• [WORK ORDER] An exact, complete copy of the lines below is the expected answer.

RECORDS FOR THE EXERCISE Block Start

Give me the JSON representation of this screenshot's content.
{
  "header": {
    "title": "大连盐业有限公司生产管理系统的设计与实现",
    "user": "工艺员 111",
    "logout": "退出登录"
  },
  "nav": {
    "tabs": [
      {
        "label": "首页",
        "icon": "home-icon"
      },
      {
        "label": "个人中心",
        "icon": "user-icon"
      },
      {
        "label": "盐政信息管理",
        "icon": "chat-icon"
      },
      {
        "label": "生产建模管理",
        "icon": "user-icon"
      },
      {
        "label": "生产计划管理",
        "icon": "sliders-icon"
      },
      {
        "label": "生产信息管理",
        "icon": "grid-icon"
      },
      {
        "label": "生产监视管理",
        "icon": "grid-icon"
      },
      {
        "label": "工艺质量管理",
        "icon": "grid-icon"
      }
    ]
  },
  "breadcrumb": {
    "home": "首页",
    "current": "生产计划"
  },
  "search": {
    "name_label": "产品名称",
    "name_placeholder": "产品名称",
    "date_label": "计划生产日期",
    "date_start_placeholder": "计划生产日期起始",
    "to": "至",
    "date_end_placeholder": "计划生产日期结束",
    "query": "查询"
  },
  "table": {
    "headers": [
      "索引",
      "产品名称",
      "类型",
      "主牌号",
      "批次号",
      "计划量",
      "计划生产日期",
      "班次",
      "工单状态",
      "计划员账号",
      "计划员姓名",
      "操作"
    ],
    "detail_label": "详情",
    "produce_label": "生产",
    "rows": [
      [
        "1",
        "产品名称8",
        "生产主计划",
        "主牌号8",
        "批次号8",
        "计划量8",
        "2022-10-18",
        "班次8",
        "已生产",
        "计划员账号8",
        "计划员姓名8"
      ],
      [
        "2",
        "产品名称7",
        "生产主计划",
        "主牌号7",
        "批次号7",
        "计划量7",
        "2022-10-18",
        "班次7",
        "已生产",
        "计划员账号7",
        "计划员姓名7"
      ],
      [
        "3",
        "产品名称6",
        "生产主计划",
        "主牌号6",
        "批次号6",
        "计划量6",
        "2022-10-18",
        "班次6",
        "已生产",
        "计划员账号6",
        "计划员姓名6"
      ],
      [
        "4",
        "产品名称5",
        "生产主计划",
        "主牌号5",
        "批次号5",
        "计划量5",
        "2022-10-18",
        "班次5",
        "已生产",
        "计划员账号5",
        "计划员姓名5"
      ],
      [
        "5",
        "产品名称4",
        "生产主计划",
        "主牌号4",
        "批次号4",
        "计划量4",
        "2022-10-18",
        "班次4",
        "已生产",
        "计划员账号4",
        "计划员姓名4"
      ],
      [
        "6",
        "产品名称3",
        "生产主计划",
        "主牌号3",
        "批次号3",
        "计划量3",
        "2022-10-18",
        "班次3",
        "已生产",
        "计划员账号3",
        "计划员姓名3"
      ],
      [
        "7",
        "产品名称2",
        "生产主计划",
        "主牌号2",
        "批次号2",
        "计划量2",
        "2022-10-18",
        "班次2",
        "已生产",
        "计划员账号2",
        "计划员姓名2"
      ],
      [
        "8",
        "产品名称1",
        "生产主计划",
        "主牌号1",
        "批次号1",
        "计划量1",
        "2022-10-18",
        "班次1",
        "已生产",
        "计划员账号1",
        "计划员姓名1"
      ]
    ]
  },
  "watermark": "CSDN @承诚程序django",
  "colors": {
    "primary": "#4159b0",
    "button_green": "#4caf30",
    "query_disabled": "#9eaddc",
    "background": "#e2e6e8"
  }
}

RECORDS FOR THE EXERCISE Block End

• [RESPONSE AREA]
Give me the JSON representation of this screenshot's content.
{
  "header": {
    "title": "大连盐业有限公司生产管理系统的设计与实现",
    "user": "工艺员 111",
    "logout": "退出登录"
  },
  "nav": {
    "tabs": [
      {
        "label": "首页",
        "icon": "home-icon"
      },
      {
        "label": "个人中心",
        "icon": "user-icon"
      },
      {
        "label": "盐政信息管理",
        "icon": "chat-icon"
      },
      {
        "label": "生产建模管理",
        "icon": "user-icon"
      },
      {
        "label": "生产计划管理",
        "icon": "sliders-icon"
      },
      {
        "label": "生产信息管理",
        "icon": "grid-icon"
      },
      {
        "label": "生产监视管理",
        "icon": "grid-icon"
      },
      {
        "label": "工艺质量管理",
        "icon": "grid-icon"
      }
    ]
  },
  "breadcrumb": {
    "home": "首页",
    "current": "生产计划"
  },
  "search": {
    "name_label": "产品名称",
    "name_placeholder": "产品名称",
    "date_label": "计划生产日期",
    "date_start_placeholder": "计划生产日期起始",
    "to": "至",
    "date_end_placeholder": "计划生产日期结束",
    "query": "查询"
  },
  "table": {
    "headers": [
      "索引",
      "产品名称",
      "类型",
      "主牌号",
      "批次号",
      "计划量",
      "计划生产日期",
      "班次",
      "工单状态",
      "计划员账号",
      "计划员姓名",
      "操作"
    ],
    "detail_label": "详情",
    "produce_label": "生产",
    "rows": [
      [
        "1",
        "产品名称8",
        "生产主计划",
        "主牌号8",
        "批次号8",
        "计划量8",
        "2022-10-18",
        "班次8",
        "已生产",
        "计划员账号8",
        "计划员姓名8"
      ],
      [
        "2",
        "产品名称7",
        "生产主计划",
        "主牌号7",
        "批次号7",
        "计划量7",
        "2022-10-18",
        "班次7",
        "已生产",
        "计划员账号7",
        "计划员姓名7"
      ],
      [
        "3",
        "产品名称6",
        "生产主计划",
        "主牌号6",
        "批次号6",
        "计划量6",
        "2022-10-18",
        "班次6",
        "已生产",
        "计划员账号6",
        "计划员姓名6"
      ],
      [
        "4",
        "产品名称5",
        "生产主计划",
        "主牌号5",
        "批次号5",
        "计划量5",
        "2022-10-18",
        "班次5",
        "已生产",
        "计划员账号5",
        "计划员姓名5"
      ],
      [
        "5",
        "产品名称4",
        "生产主计划",
        "主牌号4",
        "批次号4",
        "计划量4",
        "2022-10-18",
        "班次4",
        "已生产",
        "计划员账号4",
        "计划员姓名4"
      ],
      [
        "6",
        "产品名称3",
        "生产主计划",
        "主牌号3",
        "批次号3",
        "计划量3",
        "2022-10-18",
        "班次3",
        "已生产",
        "计划员账号3",
        "计划员姓名3"
      ],
      [
        "7",
        "产品名称2",
        "生产主计划",
        "主牌号2",
        "批次号2",
        "计划量2",
        "2022-10-18",
        "班次2",
        "已生产",
        "计划员账号2",
        "计划员姓名2"
      ],
      [
        "8",
        "产品名称1",
        "生产主计划",
        "主牌号1",
        "批次号1",
        "计划量1",
        "2022-10-18",
        "班次1",
        "已生产",
        "计划员账号1",
        "计划员姓名1"
      ]
    ]
  },
  "watermark": "CSDN @承诚程序django",
  "colors": {
    "primary": "#4159b0",
    "button_green": "#4caf30",
    "query_disabled": "#9eaddc",
    "background": "#e2e6e8"
  }
}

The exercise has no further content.